The 1-Ingredient Upgrade for Better Cabbage Soup (Inspired by a French Classic)

It takes basic cabbage soup to the next level.

<p>Simply Recipes / Micah Siva</p>

Simply Recipes / Micah Siva

A pot of cabbage soup simmering on the stove has long been a joyous winter tradition. My mom often made soup with a base of cabbage and canned tomatoes to use up the bits of vegetables in our fridge. And though I didn’t always appreciate the soup as a kid, soup and bread have become a classic comfort food in my home.

I often joke that a head of cabbage seems to grow in the crisper drawer rather than shrink and so I continue my mom’s tradition of using a bit of broth and a few pantry staples to make a rich cabbage soup.

Last winter after trying out a cabbage pasta recipe that caramelizes the crucifers to soften and brown them into silky, sweet strands, I started using this technique to make cabbage soup. This one step has forever changed how I make cabbage soup. Caramelizing the cabbage turns it from slightly sweet to richly sweet and toasty in flavor.

<p>Simply Recipes / Meghan Splawn</p>

Simply Recipes / Meghan Splawn

How To Make Cabbage Soup With Caramelized Onions

You likely know caramelizing from French onion soup—cooking crunchy and sharp thinly sliced onions until they become sweet and supple. The steps for caramelizing cabbage are the same.

You’ll start by slicing the cabbage thinly to give it more surface area to caramelize and help it cook faster. (You can add thinly sliced onions to caramelize with your cabbage too!)

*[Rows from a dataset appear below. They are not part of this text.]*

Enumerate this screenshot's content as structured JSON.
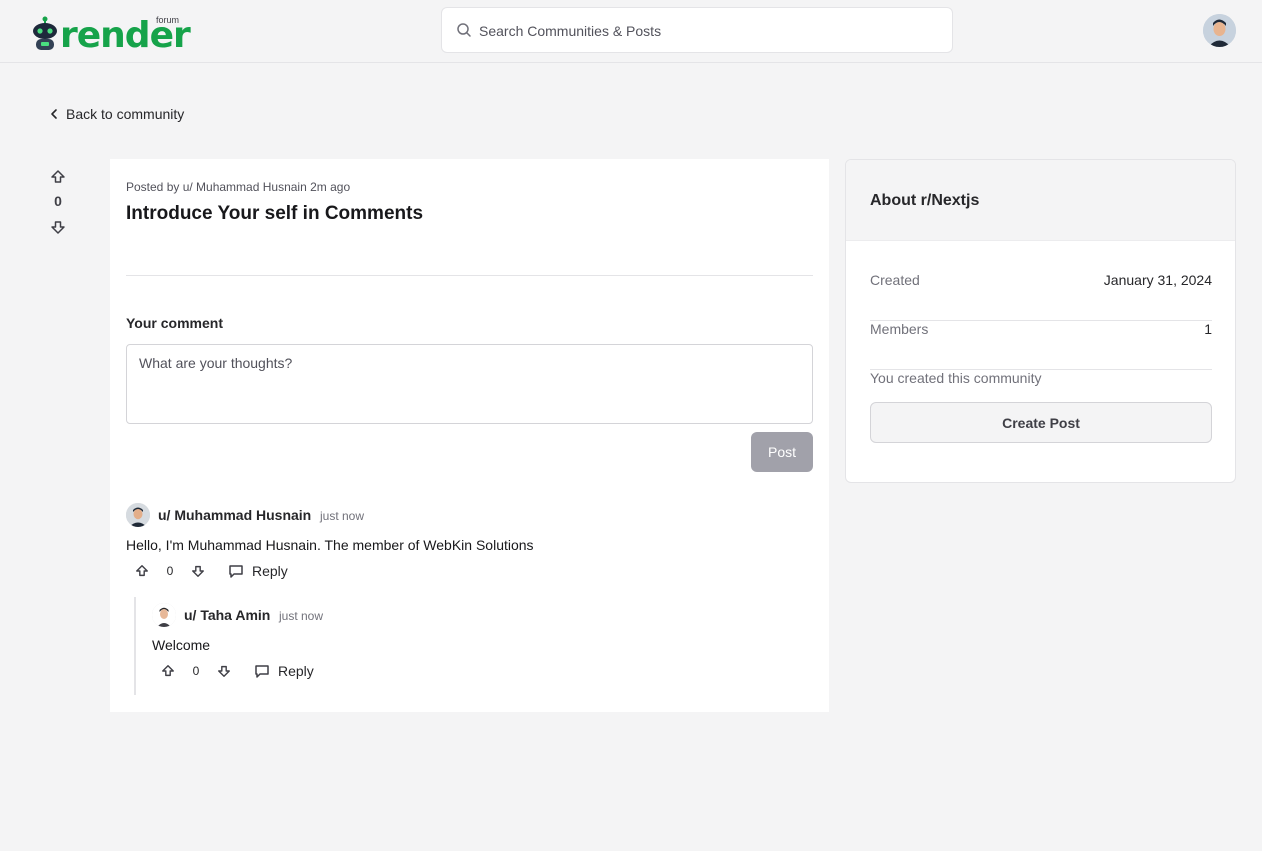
{
  "header": {
    "logo_word": "render",
    "logo_sub": "forum",
    "search_placeholder": "Search Communities & Posts",
    "brand_color": "#16a34a"
  },
  "nav": {
    "back_label": "Back to community"
  },
  "post": {
    "votes": "0",
    "meta": "Posted by u/ Muhammad Husnain 2m ago",
    "title": "Introduce Your self in Comments",
    "comment_label": "Your comment",
    "comment_placeholder": "What are your thoughts?",
    "post_button": "Post"
  },
  "comments": [
    {
      "user": "u/ Muhammad Husnain",
      "time": "just now",
      "body": "Hello, I'm Muhammad Husnain. The member of WebKin Solutions",
      "votes": "0",
      "reply_label": "Reply"
    },
    {
      "user": "u/ Taha Amin",
      "time": "just now",
      "body": "Welcome",
      "votes": "0",
      "reply_label": "Reply"
    }
  ],
  "sidebar": {
    "title": "About r/Nextjs",
    "rows": [
      {
        "key": "Created",
        "value": "January 31, 2024"
      },
      {
        "key": "Members",
        "value": "1"
      }
    ],
    "note": "You created this community",
    "create_button": "Create Post"
  },
  "icons": [
    "search-icon",
    "user-avatar-icon",
    "chevron-left-icon",
    "upvote-icon",
    "downvote-icon",
    "reply-icon"
  ]
}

Heat a bit of olive oil and some butter in your largest pot. Add the cabbage and some salt, and cook it over medium-high heat until softened, stirring often. How long the cabbage takes to caramelize will depend on how much cabbage you’re using as well as how thinly you sliced it. It may take about 45 minutes with regular stirring.

Don’t fret if some of the cabbage gets browned, even burnished, but you will want to adjust the heat as needed so the cabbage can soften without burning. If you have some browning on the bottom of the pan, you can add a few tablespoons of water or broth to loosen and scrape those bits back into the cabbage.

You’ll want to stay in the kitchen, but this isn’t a complete hands-on task either. I usually meal prep while the cabbage is on the stove, like chopping other vegetables. The cabbage (and onions, if you added them) are finished when they are honey brown around the edges and are soft and sweet. A taste test will let you know when the cabbage is done.

How To Use This Trick With Any Cabbage Soup Recipe

You caramelized the onion. Now what? Proceed with your cabbage soup recipe! Let's say your making this classic cabbage soup recipe. After you caramelize the cabbage, add the spices, seasonings, tomatoes, and stock, and bring to a simmer. You won't need to simmer it for as long as the recipe says because the cabbage is already cooked.

Often, I make more caramelized cabbage than I need for one pot of soup. Then, I stash the extras in the freezer, which means next time, I'm one step closer to a pot of comforting cabbage soup. The caramelized cabbage can also lend heft and richness to everything from white bean stews to chicken chili and makes the best of winter's most everlasting vegetable.

Read the original article on Simply Recipes.